where for each s, $$\sum_{j=1}^p \alpha_{s_j}d_j + \deg(m_s) = i$$. It is then written that because each $$d_j>0$$ and the elements $$m_s$$ are finite, it must be that $$M_i$$ is finitely generated. I don't understand what $$d_j>0$$ has to do with anything. I also need help convincing myself that $$M_i$$ really is generated by elements of the form $$(*)$$.

• In response to your first bolded question, if you have a lower bound on the degree of an arbitrary nonzero element, then you know that any filtered level below that degree must be trivial. Otherwise, you'd be able to find an element of strictly lower degree, a contradiction. Commented Aug 23, 2020 at 18:28
• @jben2021: Thanks for the answer. That makes sense. Commented Aug 23, 2020 at 18:32
• In response to your $d_j>0$ question, if all the $\alpha_{s_j}$, $d_j$, and $\text{deg}(m_s)$ are positive and must satisfy that constraint, you have only finitely many ways of meeting this constraint. If the $d_j$ were allowed to be negative, however, you could use this to introduce some slack into your values for the $\alpha_{s_j}$ and $\text{deg}(m_s)$. I hope that's clear. Let me know if my wording is confusing. Commented Aug 23, 2020 at 18:34
• @jben2021: Thanks again. That makes sense as well. Commented Aug 23, 2020 at 18:36

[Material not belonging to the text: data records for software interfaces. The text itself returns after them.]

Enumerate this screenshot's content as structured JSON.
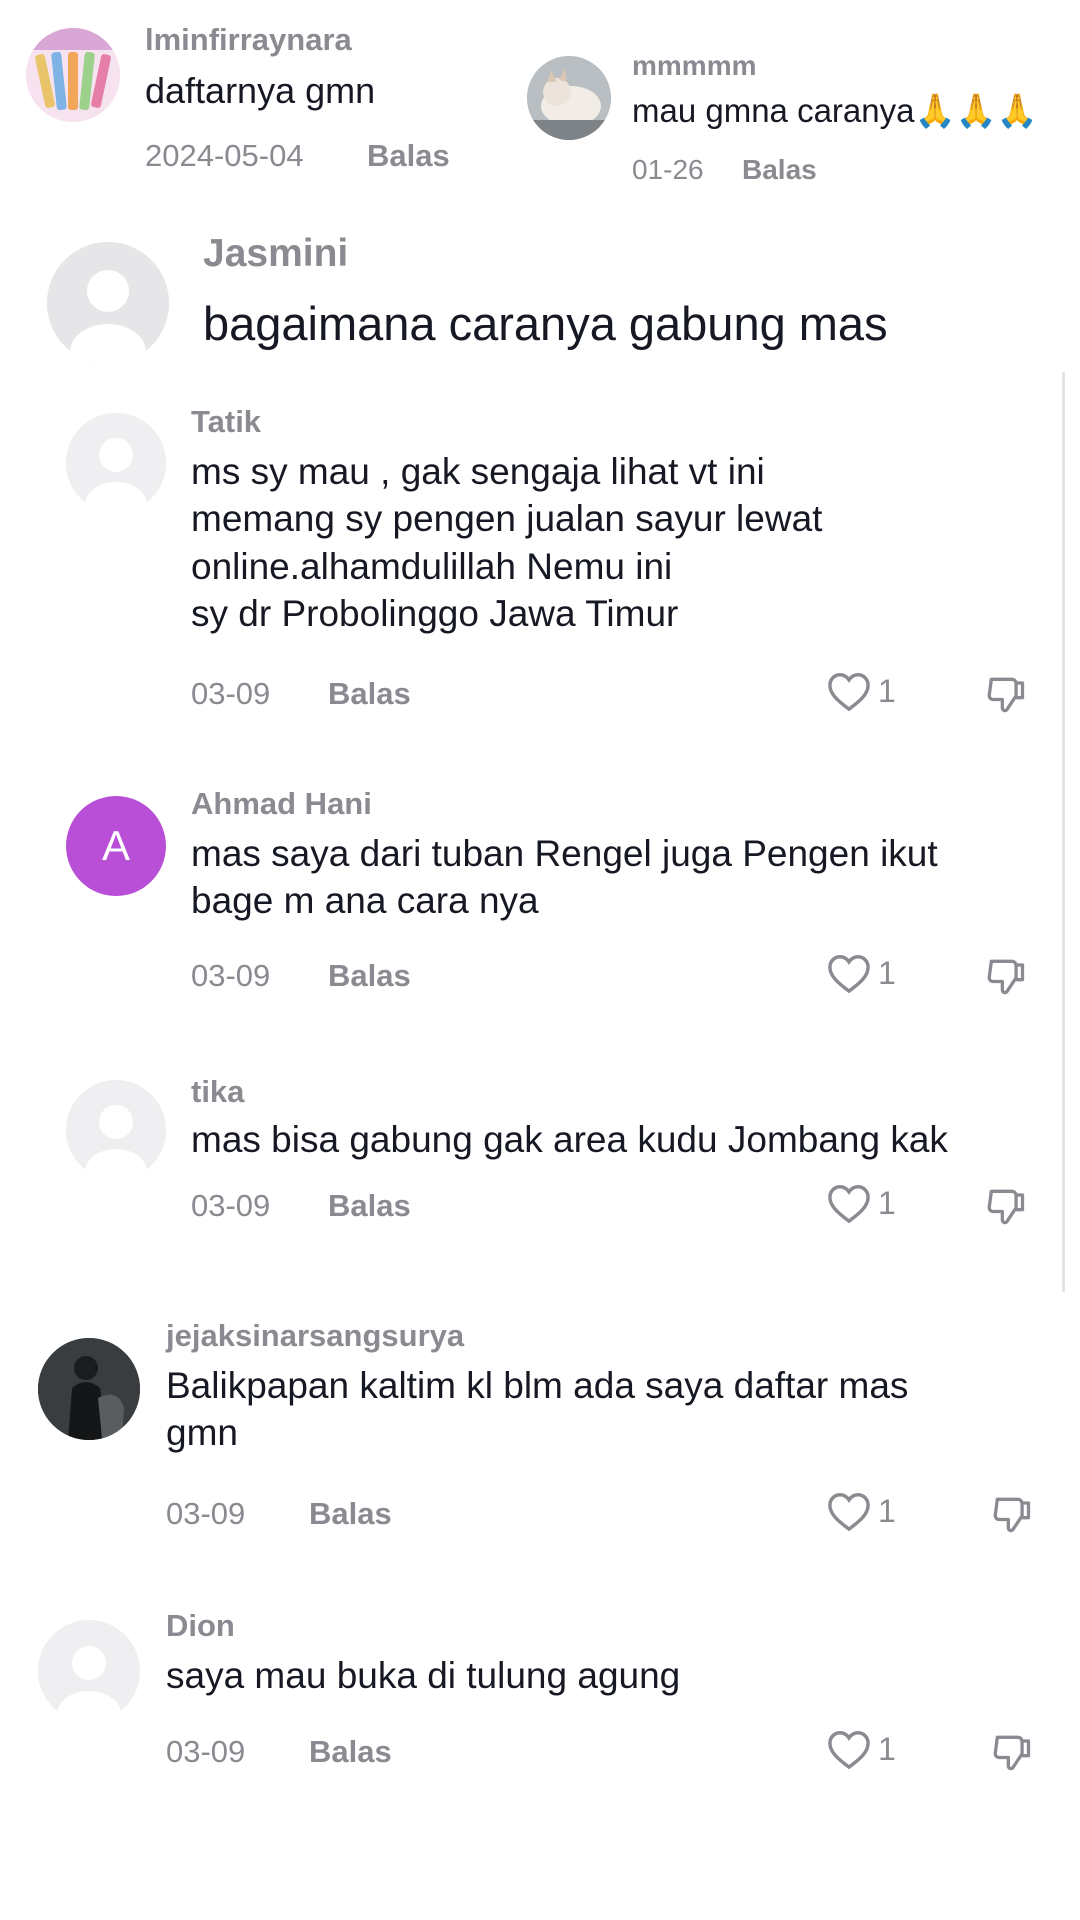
{
  "top_comments": [
    {
      "username": "lminfirraynara",
      "text": "daftarnya gmn",
      "date": "2024-05-04",
      "reply": "Balas",
      "avatar": "colorful-product-photo"
    },
    {
      "username": "mmmmm",
      "text": "mau gmna caranya🙏🙏🙏",
      "date": "01-26",
      "reply": "Balas",
      "avatar": "cat-photo"
    }
  ],
  "main_comment": {
    "username": "Jasmini",
    "text": "bagaimana caranya gabung mas",
    "avatar": "default-user-icon"
  },
  "replies": [
    {
      "username": "Tatik",
      "text": "ms sy mau , gak sengaja lihat vt ini\nmemang sy pengen jualan sayur lewat\nonline.alhamdulillah Nemu ini\nsy dr Probolinggo Jawa Timur",
      "date": "03-09",
      "reply": "Balas",
      "likes": "1",
      "avatar": "default-user-icon"
    },
    {
      "username": "Ahmad Hani",
      "text": "mas saya dari tuban Rengel juga Pengen ikut\nbage m ana cara nya",
      "date": "03-09",
      "reply": "Balas",
      "likes": "1",
      "avatar_letter": "A",
      "avatar_color": "#b84fd6"
    },
    {
      "username": "tika",
      "text": "mas bisa gabung gak area kudu Jombang kak",
      "date": "03-09",
      "reply": "Balas",
      "likes": "1",
      "avatar": "default-user-icon"
    }
  ],
  "bottom_comments": [
    {
      "username": "jejaksinarsangsurya",
      "text": "Balikpapan kaltim kl blm ada saya daftar mas\ngmn",
      "date": "03-09",
      "reply": "Balas",
      "likes": "1",
      "avatar": "dark-horse-photo"
    },
    {
      "username": "Dion",
      "text": "saya mau buka di tulung agung",
      "date": "03-09",
      "reply": "Balas",
      "likes": "1",
      "avatar": "default-user-icon"
    }
  ]
}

In response to your question about the $$M_i$$ being generated by those elements ($$\ast$$), we already have by assumption that $$M$$ as a whole is generated as an $$R$$-module by the $$m_1,\dots,m_s$$. This gives the first decomposition you wrote down (before "Let $$d = \min\dots$$"). Now, since $$R$$ is finitely generated as an $$R_0$$-algebra, say by the $$r_1,\dots,r_p$$, which can be taken to be homogeneous as you mentioned, we know we can write any such $$r$$ in that first decomposition as $$r_1^{\alpha_1}\dots r_p^{\alpha_p}$$. Then substituting this into the first decomposition should give you what you want.